For example, Legacy Title in Minnesota uses a successful drive-thru closing service (14 closings in its first week alone)for one of their offices at the bank branch building, where the title company representative handles the closing papers behind the teller window while the customer waits outside.
Drive-by closings, where notaries in gloves and a mask meet buyers and deliver documents through car windows, are another option.
“I had a closing where the buyer sat in her car the whole time. The attorney came out to her car, gave her paperwork, had her sign in her car, and my buyer never got out of her car,” agent Isaac McDow of Birmingham, AL told WBRC.
“I’ve had closings the last three weeks [that] I’ve been asked not to attend. There was one where the seller signed two days before the buyer. Then the seller came back two days later and signed,” mentions Georgia-based Henson.
Henson has also had to extend closing dates on two sales in New York, where he also has a license. Nonresidents can’t even enter buildings, even to fix issues found in a home inspection. He has had to leave closings with tentative dates.
“It’s all about being really flexible right now,” he says.
TIP: Check here to see if your county recording office can process closings virtually.
Student Loan Relief
Thanks to the Coronavirus Aid, Relief, and Economic Security (CARES) Act, student loan borrowers do not have to pay loan payments from April 10 to September 3, 2020 and no interest will be charged.
Learn more about these changes at the Consumer Finance Protection Bureau’s site.
While these suspensions only apply to Department of Education loans, help for loans that aren’t covered like private loans, Perkins Loans, and Federal Family Education Loans, is available but not automatic. Your student loan servicer will have more information about loan relief.
Should I Buy or Sell?

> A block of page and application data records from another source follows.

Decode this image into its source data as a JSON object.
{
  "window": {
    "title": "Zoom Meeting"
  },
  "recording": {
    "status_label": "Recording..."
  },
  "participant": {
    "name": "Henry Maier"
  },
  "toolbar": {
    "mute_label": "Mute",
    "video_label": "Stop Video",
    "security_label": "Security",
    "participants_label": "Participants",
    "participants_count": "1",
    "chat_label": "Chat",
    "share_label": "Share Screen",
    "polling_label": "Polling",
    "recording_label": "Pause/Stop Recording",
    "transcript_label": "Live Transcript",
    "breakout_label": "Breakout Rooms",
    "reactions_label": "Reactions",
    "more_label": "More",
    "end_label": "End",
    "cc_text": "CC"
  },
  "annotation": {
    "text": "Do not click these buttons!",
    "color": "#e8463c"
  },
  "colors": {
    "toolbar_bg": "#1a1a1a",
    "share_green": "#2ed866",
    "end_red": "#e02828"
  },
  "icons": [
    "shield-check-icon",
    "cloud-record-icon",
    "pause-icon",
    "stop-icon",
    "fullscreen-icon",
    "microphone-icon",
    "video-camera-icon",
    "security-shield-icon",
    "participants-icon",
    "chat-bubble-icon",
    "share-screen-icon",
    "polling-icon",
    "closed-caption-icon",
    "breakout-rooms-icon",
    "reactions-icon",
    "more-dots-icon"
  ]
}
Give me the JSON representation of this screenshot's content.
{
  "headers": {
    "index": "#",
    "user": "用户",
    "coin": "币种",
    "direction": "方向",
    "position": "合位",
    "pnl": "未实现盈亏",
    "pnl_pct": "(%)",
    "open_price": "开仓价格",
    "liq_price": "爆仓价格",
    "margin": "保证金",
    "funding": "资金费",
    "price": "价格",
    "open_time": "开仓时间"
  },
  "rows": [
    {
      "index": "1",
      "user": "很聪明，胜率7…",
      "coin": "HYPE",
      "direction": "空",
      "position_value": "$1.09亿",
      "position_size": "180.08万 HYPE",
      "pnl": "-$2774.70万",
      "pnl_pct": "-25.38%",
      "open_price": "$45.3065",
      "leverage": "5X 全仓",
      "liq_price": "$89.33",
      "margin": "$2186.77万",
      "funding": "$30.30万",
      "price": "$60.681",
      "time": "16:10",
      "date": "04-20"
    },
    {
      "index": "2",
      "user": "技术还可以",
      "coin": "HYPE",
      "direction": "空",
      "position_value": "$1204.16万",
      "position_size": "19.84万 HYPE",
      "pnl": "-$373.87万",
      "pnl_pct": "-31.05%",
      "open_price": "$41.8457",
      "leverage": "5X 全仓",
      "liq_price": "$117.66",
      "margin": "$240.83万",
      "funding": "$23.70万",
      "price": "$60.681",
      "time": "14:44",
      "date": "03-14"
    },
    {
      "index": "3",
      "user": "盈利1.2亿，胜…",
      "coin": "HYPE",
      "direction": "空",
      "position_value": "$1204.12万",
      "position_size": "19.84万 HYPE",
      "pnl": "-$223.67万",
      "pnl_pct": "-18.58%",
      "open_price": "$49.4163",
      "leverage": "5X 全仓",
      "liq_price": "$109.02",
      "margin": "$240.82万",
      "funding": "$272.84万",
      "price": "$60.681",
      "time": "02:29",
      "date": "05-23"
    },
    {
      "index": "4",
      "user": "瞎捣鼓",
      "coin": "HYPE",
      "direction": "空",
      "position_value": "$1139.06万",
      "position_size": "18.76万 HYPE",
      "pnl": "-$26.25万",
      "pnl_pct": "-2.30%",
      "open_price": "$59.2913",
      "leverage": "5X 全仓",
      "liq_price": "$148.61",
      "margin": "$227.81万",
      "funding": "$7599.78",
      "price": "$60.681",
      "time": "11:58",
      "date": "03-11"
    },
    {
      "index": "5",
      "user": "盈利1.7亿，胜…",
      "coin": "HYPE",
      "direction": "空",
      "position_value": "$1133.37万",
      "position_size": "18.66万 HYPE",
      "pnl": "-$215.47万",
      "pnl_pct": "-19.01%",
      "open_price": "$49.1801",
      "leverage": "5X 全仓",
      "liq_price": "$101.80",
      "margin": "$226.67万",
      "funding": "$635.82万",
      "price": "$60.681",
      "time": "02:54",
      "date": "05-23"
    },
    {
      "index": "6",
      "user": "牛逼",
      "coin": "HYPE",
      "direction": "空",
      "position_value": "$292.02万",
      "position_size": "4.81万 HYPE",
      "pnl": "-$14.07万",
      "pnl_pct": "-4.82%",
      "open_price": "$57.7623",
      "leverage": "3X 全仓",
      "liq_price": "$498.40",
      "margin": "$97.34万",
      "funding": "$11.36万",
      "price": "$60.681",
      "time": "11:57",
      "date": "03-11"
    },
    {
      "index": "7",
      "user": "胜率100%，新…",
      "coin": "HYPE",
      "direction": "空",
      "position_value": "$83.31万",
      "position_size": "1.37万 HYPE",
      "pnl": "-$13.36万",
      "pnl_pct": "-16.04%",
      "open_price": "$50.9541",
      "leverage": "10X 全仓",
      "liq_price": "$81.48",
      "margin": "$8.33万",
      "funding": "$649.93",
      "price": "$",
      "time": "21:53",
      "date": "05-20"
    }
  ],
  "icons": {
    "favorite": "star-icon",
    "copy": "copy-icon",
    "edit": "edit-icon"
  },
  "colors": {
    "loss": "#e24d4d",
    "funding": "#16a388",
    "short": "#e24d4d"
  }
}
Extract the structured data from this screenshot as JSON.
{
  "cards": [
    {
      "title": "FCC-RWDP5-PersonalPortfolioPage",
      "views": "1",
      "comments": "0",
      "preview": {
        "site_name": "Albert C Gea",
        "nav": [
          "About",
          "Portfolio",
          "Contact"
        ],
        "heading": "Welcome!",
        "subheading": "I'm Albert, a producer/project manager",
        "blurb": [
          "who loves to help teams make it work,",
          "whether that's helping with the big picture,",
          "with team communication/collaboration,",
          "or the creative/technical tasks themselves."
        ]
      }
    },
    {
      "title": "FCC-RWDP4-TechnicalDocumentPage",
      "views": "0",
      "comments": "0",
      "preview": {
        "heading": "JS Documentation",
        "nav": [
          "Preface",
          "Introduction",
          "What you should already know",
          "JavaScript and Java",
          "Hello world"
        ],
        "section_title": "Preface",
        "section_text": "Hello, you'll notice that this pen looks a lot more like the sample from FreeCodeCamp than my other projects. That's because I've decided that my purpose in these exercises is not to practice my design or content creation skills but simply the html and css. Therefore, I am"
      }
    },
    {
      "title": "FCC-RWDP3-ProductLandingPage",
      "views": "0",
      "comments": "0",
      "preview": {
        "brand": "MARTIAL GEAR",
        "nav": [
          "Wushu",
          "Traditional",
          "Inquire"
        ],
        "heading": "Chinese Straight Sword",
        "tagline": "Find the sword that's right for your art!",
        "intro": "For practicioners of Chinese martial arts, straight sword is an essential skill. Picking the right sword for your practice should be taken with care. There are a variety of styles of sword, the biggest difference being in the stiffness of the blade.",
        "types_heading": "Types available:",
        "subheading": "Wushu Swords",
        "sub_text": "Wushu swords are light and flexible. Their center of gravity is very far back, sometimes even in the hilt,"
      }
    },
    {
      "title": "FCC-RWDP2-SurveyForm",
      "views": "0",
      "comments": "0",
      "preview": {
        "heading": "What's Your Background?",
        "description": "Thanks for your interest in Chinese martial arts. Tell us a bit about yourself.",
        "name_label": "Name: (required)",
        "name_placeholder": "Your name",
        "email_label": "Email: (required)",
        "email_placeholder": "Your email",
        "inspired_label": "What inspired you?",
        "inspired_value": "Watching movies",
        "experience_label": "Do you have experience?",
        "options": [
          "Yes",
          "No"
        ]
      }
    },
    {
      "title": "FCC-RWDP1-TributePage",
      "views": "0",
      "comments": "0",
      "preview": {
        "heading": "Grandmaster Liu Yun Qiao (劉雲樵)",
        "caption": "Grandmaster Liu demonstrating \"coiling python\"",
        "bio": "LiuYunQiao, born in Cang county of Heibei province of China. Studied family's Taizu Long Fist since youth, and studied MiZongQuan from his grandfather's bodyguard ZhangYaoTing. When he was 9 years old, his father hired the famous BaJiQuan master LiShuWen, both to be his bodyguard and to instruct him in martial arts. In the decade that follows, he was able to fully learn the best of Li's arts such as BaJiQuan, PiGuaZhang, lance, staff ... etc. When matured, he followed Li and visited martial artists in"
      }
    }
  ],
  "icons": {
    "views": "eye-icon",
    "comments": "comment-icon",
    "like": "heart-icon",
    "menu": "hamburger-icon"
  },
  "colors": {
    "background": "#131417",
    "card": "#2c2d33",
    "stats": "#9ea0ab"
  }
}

While the real estate industry is adapting to the pandemic and mortgage rates are rock-bottom, your real estate agent can help you feel more comfortable making this decision by giving you information about buying and selling.